[Items from a data source]
== Segment start ==

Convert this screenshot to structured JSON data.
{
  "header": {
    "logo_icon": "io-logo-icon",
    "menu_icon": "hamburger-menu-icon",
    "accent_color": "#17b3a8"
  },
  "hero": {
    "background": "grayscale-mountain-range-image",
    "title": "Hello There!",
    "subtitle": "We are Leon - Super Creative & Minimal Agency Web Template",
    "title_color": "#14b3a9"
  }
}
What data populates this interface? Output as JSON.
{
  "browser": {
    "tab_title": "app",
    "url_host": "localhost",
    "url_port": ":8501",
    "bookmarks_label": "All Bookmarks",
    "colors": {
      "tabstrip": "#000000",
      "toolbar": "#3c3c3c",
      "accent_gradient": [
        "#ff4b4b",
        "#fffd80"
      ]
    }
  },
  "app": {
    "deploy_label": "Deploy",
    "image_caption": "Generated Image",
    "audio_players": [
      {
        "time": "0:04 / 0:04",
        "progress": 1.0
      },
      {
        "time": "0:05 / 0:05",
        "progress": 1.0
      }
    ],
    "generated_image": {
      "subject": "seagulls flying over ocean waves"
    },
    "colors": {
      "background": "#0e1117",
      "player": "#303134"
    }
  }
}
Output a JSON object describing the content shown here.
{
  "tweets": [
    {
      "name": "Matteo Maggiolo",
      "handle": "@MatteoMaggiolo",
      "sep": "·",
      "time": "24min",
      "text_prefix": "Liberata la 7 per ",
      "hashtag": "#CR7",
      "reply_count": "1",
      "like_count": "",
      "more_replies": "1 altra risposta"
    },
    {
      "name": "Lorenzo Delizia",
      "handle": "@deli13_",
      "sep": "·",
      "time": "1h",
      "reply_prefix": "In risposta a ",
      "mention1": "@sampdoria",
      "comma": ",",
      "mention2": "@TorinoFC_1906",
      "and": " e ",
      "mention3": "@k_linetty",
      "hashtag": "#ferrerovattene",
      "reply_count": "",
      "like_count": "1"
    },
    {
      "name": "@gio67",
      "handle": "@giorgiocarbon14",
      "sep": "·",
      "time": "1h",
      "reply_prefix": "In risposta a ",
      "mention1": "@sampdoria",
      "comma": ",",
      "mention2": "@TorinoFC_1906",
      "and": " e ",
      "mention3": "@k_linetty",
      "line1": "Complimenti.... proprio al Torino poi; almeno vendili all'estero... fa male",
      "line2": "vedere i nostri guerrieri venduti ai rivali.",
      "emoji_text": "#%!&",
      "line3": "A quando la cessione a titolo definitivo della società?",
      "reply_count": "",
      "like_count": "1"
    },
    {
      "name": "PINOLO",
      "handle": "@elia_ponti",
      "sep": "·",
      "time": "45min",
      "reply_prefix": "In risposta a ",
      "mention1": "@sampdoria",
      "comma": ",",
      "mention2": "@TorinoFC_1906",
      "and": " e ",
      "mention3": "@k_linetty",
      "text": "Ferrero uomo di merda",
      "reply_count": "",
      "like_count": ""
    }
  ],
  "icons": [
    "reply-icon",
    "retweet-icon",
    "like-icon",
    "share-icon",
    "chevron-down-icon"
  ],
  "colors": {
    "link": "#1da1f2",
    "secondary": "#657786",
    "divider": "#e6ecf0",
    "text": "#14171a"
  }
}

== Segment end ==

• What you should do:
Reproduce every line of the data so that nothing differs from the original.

• Expected output:
Convert this screenshot to structured JSON data.
{
  "header": {
    "logo_icon": "io-logo-icon",
    "menu_icon": "hamburger-menu-icon",
    "accent_color": "#17b3a8"
  },
  "hero": {
    "background": "grayscale-mountain-range-image",
    "title": "Hello There!",
    "subtitle": "We are Leon - Super Creative & Minimal Agency Web Template",
    "title_color": "#14b3a9"
  }
}
What data populates this interface? Output as JSON.
{
  "browser": {
    "tab_title": "app",
    "url_host": "localhost",
    "url_port": ":8501",
    "bookmarks_label": "All Bookmarks",
    "colors": {
      "tabstrip": "#000000",
      "toolbar": "#3c3c3c",
      "accent_gradient": [
        "#ff4b4b",
        "#fffd80"
      ]
    }
  },
  "app": {
    "deploy_label": "Deploy",
    "image_caption": "Generated Image",
    "audio_players": [
      {
        "time": "0:04 / 0:04",
        "progress": 1.0
      },
      {
        "time": "0:05 / 0:05",
        "progress": 1.0
      }
    ],
    "generated_image": {
      "subject": "seagulls flying over ocean waves"
    },
    "colors": {
      "background": "#0e1117",
      "player": "#303134"
    }
  }
}
Output a JSON object describing the content shown here.
{
  "tweets": [
    {
      "name": "Matteo Maggiolo",
      "handle": "@MatteoMaggiolo",
      "sep": "·",
      "time": "24min",
      "text_prefix": "Liberata la 7 per ",
      "hashtag": "#CR7",
      "reply_count": "1",
      "like_count": "",
      "more_replies": "1 altra risposta"
    },
    {
      "name": "Lorenzo Delizia",
      "handle": "@deli13_",
      "sep": "·",
      "time": "1h",
      "reply_prefix": "In risposta a ",
      "mention1": "@sampdoria",
      "comma": ",",
      "mention2": "@TorinoFC_1906",
      "and": " e ",
      "mention3": "@k_linetty",
      "hashtag": "#ferrerovattene",
      "reply_count": "",
      "like_count": "1"
    },
    {
      "name": "@gio67",
      "handle": "@giorgiocarbon14",
      "sep": "·",
      "time": "1h",
      "reply_prefix": "In risposta a ",
      "mention1": "@sampdoria",
      "comma": ",",
      "mention2": "@TorinoFC_1906",
      "and": " e ",
      "mention3": "@k_linetty",
      "line1": "Complimenti.... proprio al Torino poi; almeno vendili all'estero... fa male",
      "line2": "vedere i nostri guerrieri venduti ai rivali.",
      "emoji_text": "#%!&",
      "line3": "A quando la cessione a titolo definitivo della società?",
      "reply_count": "",
      "like_count": "1"
    },
    {
      "name": "PINOLO",
      "handle": "@elia_ponti",
      "sep": "·",
      "time": "45min",
      "reply_prefix": "In risposta a ",
      "mention1": "@sampdoria",
      "comma": ",",
      "mention2": "@TorinoFC_1906",
      "and": " e ",
      "mention3": "@k_linetty",
      "text": "Ferrero uomo di merda",
      "reply_count": "",
      "like_count": ""
    }
  ],
  "icons": [
    "reply-icon",
    "retweet-icon",
    "like-icon",
    "share-icon",
    "chevron-down-icon"
  ],
  "colors": {
    "link": "#1da1f2",
    "secondary": "#657786",
    "divider": "#e6ecf0",
    "text": "#14171a"
  }
}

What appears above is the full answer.